Let’s take the example of losing weight or getting a six-pack (the abs, not the beer). For some it remains a goal; for many it has become a good idea. How do we tell the difference between both groups? Both still want it, but one works on it, while the other talks about it. One keeps to a training regime and a nutrition plan, while the other does the occasional run and crash diet.
We want to grow in Christ. We want better knowledge of the Bible. We want to save the lost, strengthen the weak, help the poor, repent of our sins, have better relationships, and more. But is it a goal or just a good idea?
Here are a few questions to help us know where we really stand: Do we simply talk about it, or are we actively working on it? Do we have a plan we keep to, or do we simply hope that things happen? Do we have buddies that help us and keep us accountable? Do we feel a burning passion?
Have our godly goals become simply good ideas?
Our Wants Become Our Priorities
Instead of building the Temple in the face of opposition, the Jews have switched the focus to their own desires.
They had genuine needs when they first arrived back in Judah. They had to start life anew after uprooting themselves from Persia and moving back to the land of their ancestors. They had to rebuild houses, farm their lands, start schools, and more. They had many needs then, but rebuilding the Temple was their priority.

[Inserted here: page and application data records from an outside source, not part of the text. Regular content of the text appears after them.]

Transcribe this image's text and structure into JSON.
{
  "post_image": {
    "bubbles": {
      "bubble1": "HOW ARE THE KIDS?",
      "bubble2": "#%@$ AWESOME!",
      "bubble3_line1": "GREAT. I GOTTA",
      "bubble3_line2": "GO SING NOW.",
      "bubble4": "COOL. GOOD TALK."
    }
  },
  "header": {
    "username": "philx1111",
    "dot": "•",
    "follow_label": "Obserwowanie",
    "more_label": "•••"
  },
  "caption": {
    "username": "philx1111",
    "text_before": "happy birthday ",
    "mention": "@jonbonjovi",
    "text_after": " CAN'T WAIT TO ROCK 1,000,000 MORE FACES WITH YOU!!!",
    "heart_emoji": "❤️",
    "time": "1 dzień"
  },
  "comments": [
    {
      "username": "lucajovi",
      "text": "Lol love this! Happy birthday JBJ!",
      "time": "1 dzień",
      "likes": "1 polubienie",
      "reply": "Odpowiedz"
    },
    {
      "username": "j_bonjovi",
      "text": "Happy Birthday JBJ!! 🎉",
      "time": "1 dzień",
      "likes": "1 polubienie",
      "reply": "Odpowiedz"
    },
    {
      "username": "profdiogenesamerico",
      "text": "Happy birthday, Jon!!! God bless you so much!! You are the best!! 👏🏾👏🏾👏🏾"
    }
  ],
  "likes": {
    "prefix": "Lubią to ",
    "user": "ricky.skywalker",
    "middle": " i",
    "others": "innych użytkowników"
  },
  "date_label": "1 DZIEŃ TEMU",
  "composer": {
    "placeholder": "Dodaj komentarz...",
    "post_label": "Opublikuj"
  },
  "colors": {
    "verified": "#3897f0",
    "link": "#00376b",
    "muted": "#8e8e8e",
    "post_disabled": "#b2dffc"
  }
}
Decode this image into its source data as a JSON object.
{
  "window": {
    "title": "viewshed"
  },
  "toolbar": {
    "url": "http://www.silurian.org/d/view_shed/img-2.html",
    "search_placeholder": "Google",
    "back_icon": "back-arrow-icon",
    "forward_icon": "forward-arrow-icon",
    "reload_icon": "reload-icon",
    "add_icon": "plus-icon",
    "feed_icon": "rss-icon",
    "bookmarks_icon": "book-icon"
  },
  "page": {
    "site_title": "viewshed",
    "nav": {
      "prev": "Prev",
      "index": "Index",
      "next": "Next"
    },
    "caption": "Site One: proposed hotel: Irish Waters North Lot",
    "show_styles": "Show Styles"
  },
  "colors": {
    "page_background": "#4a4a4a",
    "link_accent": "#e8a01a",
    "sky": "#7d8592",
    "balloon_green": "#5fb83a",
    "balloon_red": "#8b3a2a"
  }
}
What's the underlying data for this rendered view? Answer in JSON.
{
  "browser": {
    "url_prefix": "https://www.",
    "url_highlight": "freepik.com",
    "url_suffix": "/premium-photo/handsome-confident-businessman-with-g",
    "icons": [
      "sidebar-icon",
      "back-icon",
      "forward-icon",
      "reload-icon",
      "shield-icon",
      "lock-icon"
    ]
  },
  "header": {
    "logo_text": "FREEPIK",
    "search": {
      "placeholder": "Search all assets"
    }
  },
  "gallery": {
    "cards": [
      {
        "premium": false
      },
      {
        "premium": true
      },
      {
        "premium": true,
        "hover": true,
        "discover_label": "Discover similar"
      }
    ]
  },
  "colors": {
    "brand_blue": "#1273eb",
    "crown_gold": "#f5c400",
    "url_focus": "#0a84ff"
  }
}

However, 18 years later, their priorities changed. They didn’t have to worry for their needs anymore, but now they’ve got many wants. A roof over their heads was no longer a concern, for they’ve got “paneled houses” now. These were houses with walls covered in cedar wood; such decoration was a sign of prosperity. It certainly wasn’t a need anymore; it was a want.
We can always meet a need, but we can never sate a want.
When our godly goals become just good ideas, our priorities change. Formerly important goals take a backseat, while trivial wants rise to the fore. We start thinking that our wants are needs. And because wants can never be fully satisfied, we are never happy.
As we pursue this elusive happiness our godly goals get pushed even further back. We bluff ourselves that we will pursue our godly goals again when our needs (wants in disguise) are met. And since the wants can never be met, we delay our godly goals even further. You get the drift... we descend into a vicious cycle of increasing self-centredness.
Very often, the biggest obstacles are within our hearts. It’s usually not the external oppositions that directly stop us; but the effect they have on our hearts that do it. As we fight the obstacles around us, let’s not forget the battle within.
Read more about 'Oppositions & Obstacles': Oppositions & Obstacles 1 - Thee Kinds Of Opposers
Chan Gin Kai
Gin Kai is a film producer who believes in the power of media to inspire positive changes. He has spearheaded disaster relief and capacity building projects in impoverished communities across Asia. In church, he serves as a mentor to young professionals in the EDGE Ministry. He describes himself as "just a sinner who wants to get right with God". Gin Kai joined the Central Christian Church in 1988.